  • By Carol Brzeczek

    The Colorado Open Records Act provides citizens with a process to gain access to public records. Under Colorado law, information packets no longer constitute “work product” under CORA once they “are produced and distributed to the members of a public body for their use or consideration in a public meeting.”

  • When I was a junior at Steamboat Springs High School in 1975, there was a huge controversy when the Boulder County clerk began issuing same-sex marriage licenses. It was a national story, but it was really big news in Steamboat, as the clerk had grown up there and her father was the longtime clerk in our county.

  • Leading up to the Republican gubernatorial primary June 24, the Colorado Springs Gazette ran an editorial May 19 urging candidates Mike Kopp and Scott Gessler to drop out of the race to ensure that Bob Beauprez would win the nomination over Tom Tancredo. The Gazette argued that Tancredo was not a viable candidate in the general election and that Gov. John Hickenlooper’s re-election would be a sure thing if Tancredo became the Republican nominee.

  • Maybe they just got tired of being called the new conservative majority.

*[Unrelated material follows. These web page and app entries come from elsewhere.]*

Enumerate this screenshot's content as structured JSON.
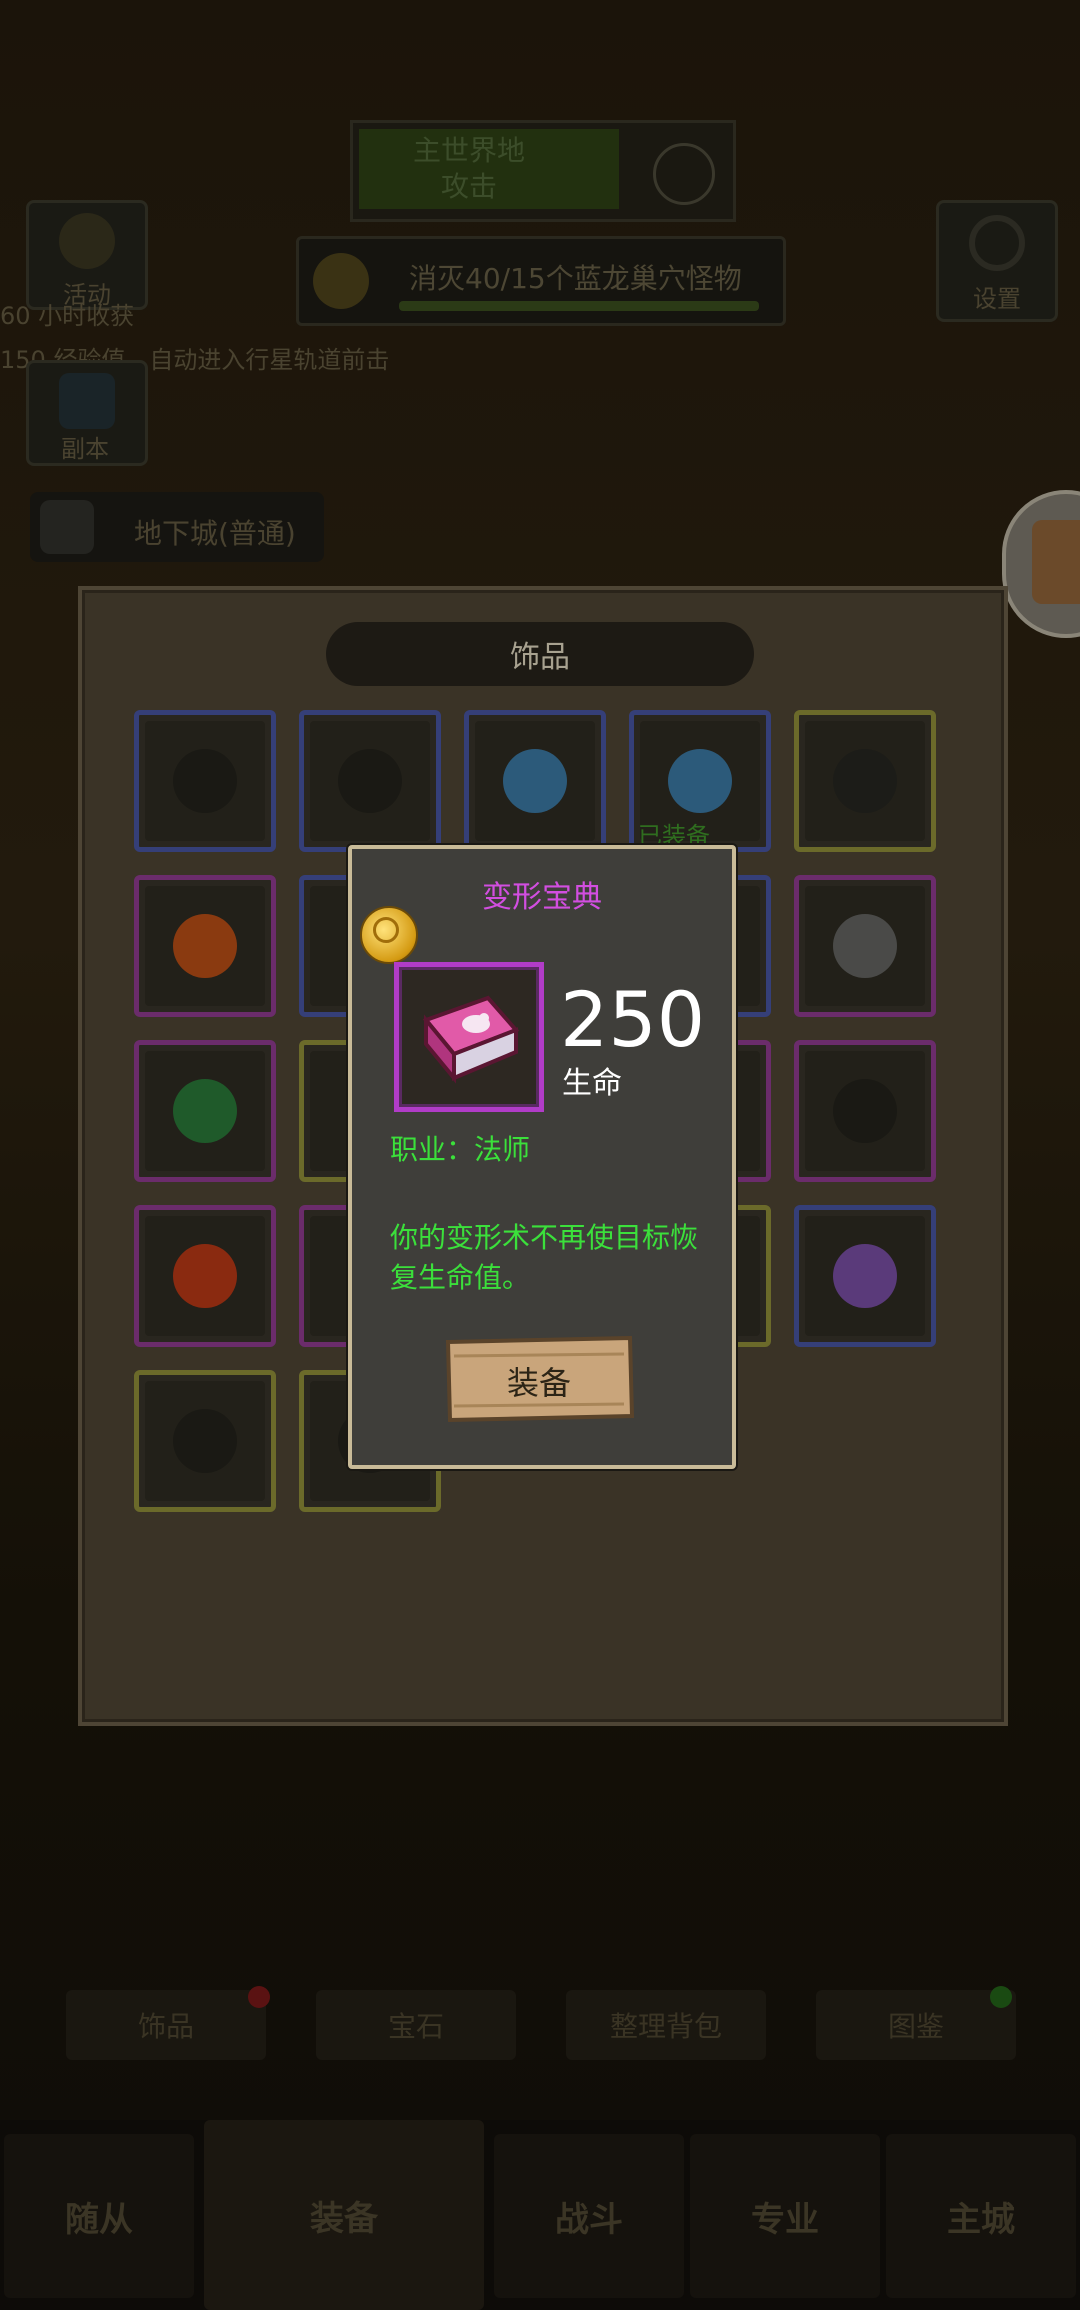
{
  "background": {
    "hunt_panel": {
      "line1": "主世界地",
      "line2": "攻击"
    },
    "top_left_button": "活动",
    "top_left_info1": "60 小时收获",
    "top_left_info2": "150 经验值，自动进入行星轨道前击",
    "dungeon_button": "副本",
    "dungeon_label": "地下城(普通)",
    "settings_label": "设置",
    "quest_text": "消灭40/15个蓝龙巢穴怪物",
    "sub_tabs": [
      "饰品",
      "宝石",
      "整理背包",
      "图鉴"
    ],
    "bottom_tabs": [
      "随从",
      "装备",
      "战斗",
      "专业",
      "主城"
    ]
  },
  "panel": {
    "title": "饰品",
    "equipped_tag": "已装备",
    "slots": [
      {
        "border": "blue",
        "icon": "locked-icon"
      },
      {
        "border": "blue",
        "icon": "locked-icon"
      },
      {
        "border": "blue",
        "icon": "water-drop-icon"
      },
      {
        "border": "blue",
        "icon": "snowflake-icon"
      },
      {
        "border": "yellow",
        "icon": "garlic-icon"
      },
      {
        "border": "purple",
        "icon": "fire-icon"
      },
      {
        "border": "blue",
        "icon": "hidden"
      },
      {
        "border": "blue",
        "icon": "hidden"
      },
      {
        "border": "blue",
        "icon": "blue-hat-icon"
      },
      {
        "border": "purple",
        "icon": "c-ring-icon"
      },
      {
        "border": "purple",
        "icon": "green-shield-icon"
      },
      {
        "border": "yellow",
        "icon": "hidden"
      },
      {
        "border": "purple",
        "icon": "hidden"
      },
      {
        "border": "purple",
        "icon": "hidden"
      },
      {
        "border": "purple",
        "icon": "locked-icon"
      },
      {
        "border": "purple",
        "icon": "flame-icon"
      },
      {
        "border": "purple",
        "icon": "hidden"
      },
      {
        "border": "yellow",
        "icon": "hidden"
      },
      {
        "border": "yellow",
        "icon": "hidden"
      },
      {
        "border": "blue",
        "icon": "purple-egg-icon"
      },
      {
        "border": "yellow",
        "icon": "locked-icon"
      },
      {
        "border": "yellow",
        "icon": "locked-icon"
      }
    ]
  },
  "popup": {
    "item_name": "变形宝典",
    "stat_value": "250",
    "stat_label": "生命",
    "class_requirement": "职业：法师",
    "description": "你的变形术不再使目标恢复生命值。",
    "equip_button": "装备",
    "colors": {
      "name": "#d24ee0",
      "effect_text": "#3be03b",
      "frame": "#b13cc8",
      "popup_border": "#c9bb98"
    }
  }
}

    How else can you explain school board members Ken Witt, John Newkirk and Julie Williams voting to pay, including performance incentives, new superintendent Daniel McMinimee almost 40 percent more than his predecessor and to give him a five-year contract despite the fact that he’s never been a superintendent before? The decision doesn’t meet any definition of conservative I’ve ever heard.